Turkish wine is wine made in the transcontinental Eurasian country Turkey. The Caucasus region, where Georgia and Iran are located, played a pivotal role in the early history of wine and is likely to have been one of the earliest wine-producing regions of the world.
Ampelographers estimate that Turkey is home to between 600–1200 indigenous varieties of Vitis vinifera (the European grapevine), though less than 60 of these are grown commercially. With over 1,500,000 acres (6,100 km2) planted under vine, Turkey is the world's fourth-leading producer of grapes.
Mustafa Kemal Atatürk, Turkey's first president, established the country's first commercial winery in 1925. According to the OIV, the total wine production in 2005 was 287,000 hl. In the first half of 2009, wine consumption in Turkey reached 20,906,762 litres.
Climate and wine regions
The size and geography of Turkey accounts for the wide climatic variation of Turkey's wine regions. The wine regions of Thrace along the Sea of Marmara have slight Mediterranean climates that resembles those of neighboring southwest Bulgaria and northeast Greece. This area is responsible for nearly 40% of Turkey's wine production which also produces the most elegant and balanced wines in Turkey. The sub region of Thrace, Kirklareli, is known for her crisp white wines and fine reds. The wine regions along the Aegean coast, mostly near İzmir, account for 20% of the country's wine production, and have much more pronounced Mediterranean climates with mild winters and warm, dry summers. The remaining portion of Turkey's wine production takes place in scattered pockets throughout the Eastern and Central Anatolia regions. The region of Central Anatolia is the most climatically difficult region to produce wine, with most vineyards being located at altitudes near 1,250 meters (4,000 feet) above sea level. Winter frost is a serious viticultural hazard, with winter temperatures often dropping to −25 °C (−13 °F). In the summer, grapes of this region can receive up to 12 hours of sunshine a day.
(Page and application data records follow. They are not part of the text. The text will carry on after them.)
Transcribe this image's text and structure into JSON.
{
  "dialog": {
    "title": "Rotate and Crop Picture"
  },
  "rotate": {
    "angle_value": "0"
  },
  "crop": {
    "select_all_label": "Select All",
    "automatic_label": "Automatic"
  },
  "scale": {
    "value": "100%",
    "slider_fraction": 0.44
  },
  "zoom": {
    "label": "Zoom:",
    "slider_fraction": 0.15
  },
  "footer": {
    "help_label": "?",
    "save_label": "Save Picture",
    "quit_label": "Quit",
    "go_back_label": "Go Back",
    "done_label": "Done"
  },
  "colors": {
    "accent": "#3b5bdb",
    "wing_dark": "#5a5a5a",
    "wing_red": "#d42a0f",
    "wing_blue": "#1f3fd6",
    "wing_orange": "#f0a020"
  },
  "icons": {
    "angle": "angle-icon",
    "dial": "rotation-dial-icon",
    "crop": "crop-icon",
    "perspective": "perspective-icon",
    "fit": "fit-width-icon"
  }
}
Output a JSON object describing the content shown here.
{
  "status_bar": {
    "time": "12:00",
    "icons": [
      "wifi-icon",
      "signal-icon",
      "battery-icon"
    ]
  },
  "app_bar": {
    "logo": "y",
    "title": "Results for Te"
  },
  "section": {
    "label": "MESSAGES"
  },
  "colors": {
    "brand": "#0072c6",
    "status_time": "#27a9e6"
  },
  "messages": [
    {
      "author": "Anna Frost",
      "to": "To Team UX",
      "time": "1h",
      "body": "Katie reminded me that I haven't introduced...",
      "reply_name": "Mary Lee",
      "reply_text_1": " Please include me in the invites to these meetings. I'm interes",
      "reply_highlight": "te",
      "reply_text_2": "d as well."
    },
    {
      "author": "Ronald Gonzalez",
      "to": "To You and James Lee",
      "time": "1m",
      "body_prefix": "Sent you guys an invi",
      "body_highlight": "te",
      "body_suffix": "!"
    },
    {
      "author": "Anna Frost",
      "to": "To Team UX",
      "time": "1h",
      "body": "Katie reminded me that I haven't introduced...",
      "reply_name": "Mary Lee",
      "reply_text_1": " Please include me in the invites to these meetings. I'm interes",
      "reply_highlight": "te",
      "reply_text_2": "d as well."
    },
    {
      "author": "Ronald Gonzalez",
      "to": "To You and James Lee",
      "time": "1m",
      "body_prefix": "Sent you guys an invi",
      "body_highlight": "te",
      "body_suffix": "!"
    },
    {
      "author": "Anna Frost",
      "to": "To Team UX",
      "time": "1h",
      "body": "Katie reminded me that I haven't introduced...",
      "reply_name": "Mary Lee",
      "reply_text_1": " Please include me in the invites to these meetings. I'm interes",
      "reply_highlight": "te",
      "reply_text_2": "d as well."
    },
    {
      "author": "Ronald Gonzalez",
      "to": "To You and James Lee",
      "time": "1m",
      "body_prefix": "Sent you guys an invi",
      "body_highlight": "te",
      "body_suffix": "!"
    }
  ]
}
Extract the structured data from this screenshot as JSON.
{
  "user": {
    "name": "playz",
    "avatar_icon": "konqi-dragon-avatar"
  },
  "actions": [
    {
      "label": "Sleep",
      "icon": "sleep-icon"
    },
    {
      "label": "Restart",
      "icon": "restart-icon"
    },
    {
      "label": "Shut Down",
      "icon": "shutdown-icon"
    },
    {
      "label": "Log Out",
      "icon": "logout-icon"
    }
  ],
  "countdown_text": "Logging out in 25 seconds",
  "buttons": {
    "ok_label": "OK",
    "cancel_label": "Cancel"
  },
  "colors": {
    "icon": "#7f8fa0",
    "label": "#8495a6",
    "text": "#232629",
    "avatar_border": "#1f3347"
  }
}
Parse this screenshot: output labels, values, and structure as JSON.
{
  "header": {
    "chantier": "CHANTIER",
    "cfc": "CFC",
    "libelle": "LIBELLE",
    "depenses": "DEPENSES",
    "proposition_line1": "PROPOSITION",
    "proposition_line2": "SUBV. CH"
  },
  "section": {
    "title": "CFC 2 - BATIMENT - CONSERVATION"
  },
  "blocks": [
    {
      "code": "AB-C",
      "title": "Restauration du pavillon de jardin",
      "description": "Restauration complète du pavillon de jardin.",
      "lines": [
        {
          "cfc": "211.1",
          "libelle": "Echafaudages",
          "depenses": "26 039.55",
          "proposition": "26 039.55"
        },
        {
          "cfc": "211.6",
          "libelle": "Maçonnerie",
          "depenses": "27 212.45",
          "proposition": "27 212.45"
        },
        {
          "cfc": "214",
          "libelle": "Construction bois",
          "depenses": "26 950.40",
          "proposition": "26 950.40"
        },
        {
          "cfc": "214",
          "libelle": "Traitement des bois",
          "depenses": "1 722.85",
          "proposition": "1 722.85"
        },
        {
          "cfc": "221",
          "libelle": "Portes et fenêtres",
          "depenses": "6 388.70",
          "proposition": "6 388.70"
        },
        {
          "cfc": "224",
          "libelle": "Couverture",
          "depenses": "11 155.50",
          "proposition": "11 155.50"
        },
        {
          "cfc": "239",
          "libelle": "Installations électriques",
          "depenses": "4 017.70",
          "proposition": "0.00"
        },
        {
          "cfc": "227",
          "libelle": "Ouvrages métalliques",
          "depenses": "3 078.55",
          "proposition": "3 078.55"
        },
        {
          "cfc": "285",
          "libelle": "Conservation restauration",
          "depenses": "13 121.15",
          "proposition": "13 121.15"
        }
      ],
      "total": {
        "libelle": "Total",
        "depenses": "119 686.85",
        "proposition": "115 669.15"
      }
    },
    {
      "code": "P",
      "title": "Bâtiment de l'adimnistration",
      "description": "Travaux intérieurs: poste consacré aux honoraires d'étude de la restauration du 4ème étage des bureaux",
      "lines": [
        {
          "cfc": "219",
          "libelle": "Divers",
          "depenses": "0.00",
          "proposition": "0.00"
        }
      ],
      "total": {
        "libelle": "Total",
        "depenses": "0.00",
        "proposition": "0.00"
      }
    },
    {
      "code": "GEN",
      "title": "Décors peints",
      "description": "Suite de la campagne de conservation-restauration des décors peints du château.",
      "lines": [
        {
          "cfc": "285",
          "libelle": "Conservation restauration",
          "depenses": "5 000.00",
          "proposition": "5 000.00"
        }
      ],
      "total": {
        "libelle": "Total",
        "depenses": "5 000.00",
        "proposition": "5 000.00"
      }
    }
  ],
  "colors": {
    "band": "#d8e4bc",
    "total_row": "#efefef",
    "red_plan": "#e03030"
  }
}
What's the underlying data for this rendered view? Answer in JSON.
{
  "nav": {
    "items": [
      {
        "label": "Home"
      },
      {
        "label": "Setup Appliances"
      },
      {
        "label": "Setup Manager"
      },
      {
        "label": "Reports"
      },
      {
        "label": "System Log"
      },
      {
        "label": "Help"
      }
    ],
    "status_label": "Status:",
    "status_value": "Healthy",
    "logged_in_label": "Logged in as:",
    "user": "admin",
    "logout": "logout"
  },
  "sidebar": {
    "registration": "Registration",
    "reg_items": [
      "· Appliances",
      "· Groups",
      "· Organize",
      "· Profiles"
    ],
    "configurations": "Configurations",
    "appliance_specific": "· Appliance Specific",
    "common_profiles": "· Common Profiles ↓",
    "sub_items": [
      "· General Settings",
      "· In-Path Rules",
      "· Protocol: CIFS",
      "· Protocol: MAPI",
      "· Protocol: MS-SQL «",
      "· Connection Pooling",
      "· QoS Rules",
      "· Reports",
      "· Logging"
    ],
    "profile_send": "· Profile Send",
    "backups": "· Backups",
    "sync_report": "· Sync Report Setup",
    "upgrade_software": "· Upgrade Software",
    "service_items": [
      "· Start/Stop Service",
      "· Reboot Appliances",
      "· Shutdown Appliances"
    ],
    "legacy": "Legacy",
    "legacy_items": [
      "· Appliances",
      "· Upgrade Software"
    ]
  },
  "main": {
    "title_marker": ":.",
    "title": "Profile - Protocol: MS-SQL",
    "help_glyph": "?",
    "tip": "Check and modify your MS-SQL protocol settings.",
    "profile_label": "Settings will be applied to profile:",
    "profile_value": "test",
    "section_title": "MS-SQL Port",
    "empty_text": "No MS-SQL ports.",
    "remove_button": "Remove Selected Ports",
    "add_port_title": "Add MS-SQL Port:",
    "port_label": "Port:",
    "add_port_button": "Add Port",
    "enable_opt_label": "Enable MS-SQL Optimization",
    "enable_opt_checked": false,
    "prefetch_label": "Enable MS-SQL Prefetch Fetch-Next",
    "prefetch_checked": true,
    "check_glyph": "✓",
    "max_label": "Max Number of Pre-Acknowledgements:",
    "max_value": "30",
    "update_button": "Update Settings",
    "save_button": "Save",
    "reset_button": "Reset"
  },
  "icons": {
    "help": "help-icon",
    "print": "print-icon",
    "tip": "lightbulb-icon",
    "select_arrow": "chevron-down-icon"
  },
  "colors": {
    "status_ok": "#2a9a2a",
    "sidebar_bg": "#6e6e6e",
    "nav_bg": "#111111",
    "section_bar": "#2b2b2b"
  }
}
The vineyards of Eastern Anatolia around Elazığ, Malatya and Diyarbakır are located in the Euphrates valley, which is one of the world's oldest wine regions and the anecdotal location of Noah's vineyards from the 9th chapter of Genesis.
Grapes and wine
With between 600 to 1200 indigenous grape varieties, there are numerous options that Turkish winemakers can pursue to make wine. Currently only 60 varieties are commercially cultivated. Some of the native Turkish varieties include the Yapıncak and Papazkarası grown in Thrace; the Sultaniye of the Aegean coast; the Öküzgözü and Boğazkere (used to make Buzbağ) of Eastern Anatolia; the Çalkarası of the Denizli Province in Western Anatolia, and the Kalecik Karası, Narince and Emir of Central Anatolia. In recent years, some of the international grape varieties have increased their presence, including Sémillon (known as Trakya), Riesling, Muscat, Gamay, Cinsault, Grenache, Carignan, Cabernet Sauvignon and Merlot.
As of 2008, the largest winery of Turkey was operated by Tekel, which started as a state-owned monopoly. TTA/TEKEL alcoholic beverages section privatized by a block sale of 100% of shares for USD 292 million to Nurol-Özaltın-Limak-Tütsab Consortium and the Share Purchase Agreement signed on February 27, 2004. Other notable wineries include Sarafin on the Gallipoli peninsula in Thrace, which was Turkey's first privately owned "boutique winery", Doluca of Thrace, Kavaklıdere of Ankara. Also Pamukkale Winery make wines. Sevilen Winery produces ten million bottles/year of wine. With a full brand new reception (double sorting table), the pre-fermentative process respects the integrity of the grapes, which are all hand-harvested. Newest in the Aegean is LA Organik which makes wine from organic grapes and has in their first year won international acclaim in Decanter magazine.
Buzbağ is a full flavored red wine made from Boğazkere grapes grown in the Anatolia region of Turkey. The wine is a red wine with high tannic levels. It is sometimes produced in an ice wine fashion with the grapes allowed to hang on the vine till the first frost and then crushed while the grapes are still frozen. Historically, the area where Buzbağ is produced is considered a possible birthplace of wine. The biblical accounts of Noah after the flood has him planting a vineyard near the area where the ark landed. This area is presumed to be Mt. Ararat where Buzbağ is still being produced today by the state run vineyards of Tekel near the town of Elazığ by the Euphrates river.
- H. Johnson & J. Robinson The World Atlas of Wine pg 264-265 Mitchell Beazley Publishing 2005 ISBN 1-84000-332-4
- Situation du Secteur Vitivinicole Mondial en 2005 (French)
- Alkol tüketimi artıyor (Turkish)
- J. Robinson (ed) "The Oxford Companion to Wine" Third Edition pg 714-715 Oxford University Press 2006 ISBN 0-19-860990-6
- UK Telegraph article
- Financial Times